We can't figure out our location until we find ourselves on a tiny street called Shichigosandōri (Seven-Five-Three Street, apparently named after a festival for children of those ages). Thank god for Shichigosandōri. Not only does this street help us get our bearings, it leads us to what is perhaps the highlight of Big Walk 2009: Swamp Thing's House.

Killa! We stop to marvel at this epic failure of pruning (half-expecting the house to catch on fire and burn down before our eyes), and also to take artsy photos using the traffic mirror at the entrance to an adjacent parking lot.

Nippori is one of Tokyo's Korea towns and, as such, is full of Korean restaurants. On reaching Nippori Station, we're bleeding for some medicine, so we decide it's time to stop and snort some Korean food: Chijimi and bibimba. It's a napalm lunch. We smash on and head west.

On the west side of Nippori Station is a Yanaka Cemetery. Even though most of the cherry blossoms are still closed, the road through the cemetery is bustling with flower viewers. On closer inspection, we notice that a lot of people are using the cemetery as a picnic venue. Apparently it's not considered morbid or taboo in Japan to get tinned and eat onigiri in the presence of the deceased. Bang dat! If I were dead I think I might be a little annoyed that everyone is enjoying food and drink in front of me while I'm preoccupied with not even being able to manipulate my environment. Remember how Patrick Swayze's character in Ghost could only do damage in the real world if he really concentrated? With practice, could that skill be applied to post-mortem consumption of fried chicken and Chu-Hi? Anyway. Back to the matter at hand.

Our route grows more and more complex as we hook east toward Uguisudani, which is a hotbed (if you will) of love hotels and appropriately trashy-looking women. From there, we bash a completely unnecessary half-circle around Ueno Station and into Ueno Park, Tokyo's de-facto hanami location. The park is predictably slammed with scum. Defying the slow tide of the crowd, I stop to take a close-up of an especially full branch of cherry blossoms. The photo doesn't turn out because some drunk guy, a real juice bag, distracts me by grabbing my arm, pointing at the tree I'm shooting and saying, "Eh, eh, uh, eh, TOGETHER?" To that, my response is a brusque "No." Must be the rage talking.

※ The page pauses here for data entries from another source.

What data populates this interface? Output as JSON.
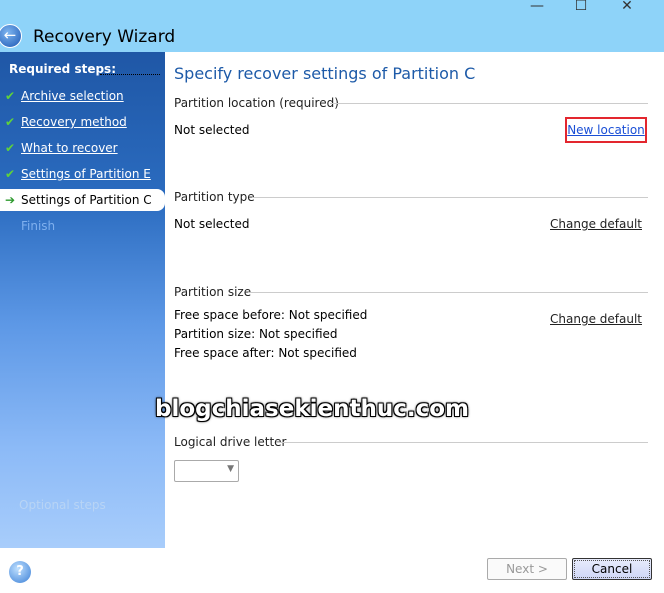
{
  "window": {
    "title": "Recovery Wizard",
    "minimize": "—",
    "maximize": "☐",
    "close": "✕"
  },
  "sidebar": {
    "required_label": "Required steps:",
    "steps": [
      {
        "label": "Archive selection",
        "state": "done"
      },
      {
        "label": "Recovery method",
        "state": "done"
      },
      {
        "label": "What to recover",
        "state": "done"
      },
      {
        "label": "Settings of Partition E",
        "state": "done"
      },
      {
        "label": "Settings of Partition C",
        "state": "current"
      },
      {
        "label": "Finish",
        "state": "pending"
      }
    ],
    "optional_label": "Optional steps"
  },
  "main": {
    "heading": "Specify recover settings of Partition C",
    "location": {
      "label": "Partition location (required)",
      "value": "Not selected",
      "link": "New location"
    },
    "type": {
      "label": "Partition type",
      "value": "Not selected",
      "link": "Change default"
    },
    "size": {
      "label": "Partition size",
      "free_before": "Free space before: Not specified",
      "size": "Partition size: Not specified",
      "free_after": "Free space after: Not specified",
      "link": "Change default"
    },
    "drive_letter": {
      "label": "Logical drive letter",
      "value": ""
    }
  },
  "watermark": "blogchiasekienthuc.com",
  "footer": {
    "next": "Next >",
    "cancel": "Cancel"
  },
  "colors": {
    "accent": "#1d5aa8",
    "highlight_border": "#e3262e",
    "titlebar": "#8ed3f9"
  }
}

The drunk guy leaves, presumably to go home and cry himself to sleep because his well-intentioned attempt at speaking English has just been crushed like a bug. Poor guy got a dose of reality.

Ueno Park is the last place I take any pictures. We exit the west side of the park and follow Kototoidōri past Nezu Station and through the campus of Tokyo University. Then we circumnavigate Tokyo Dome and take Sotoboridōri and Yasukunidōri west, past the defense ministry where the PAC-3 missile launchers that will defend us from North Korea's "communications satellite" are deployed, all the way to Shin-J. At 6:30PM, Big Walk 2009 is finished! We hit an izakaya to celebrate the completion of our journey with a food smash.

click map to blow up

1 comment:

BobOwen said...

I love that slang, and I'll definitely be stealing some of it. "Juice bag"... Hilarious.
Great pics too.
Smash on.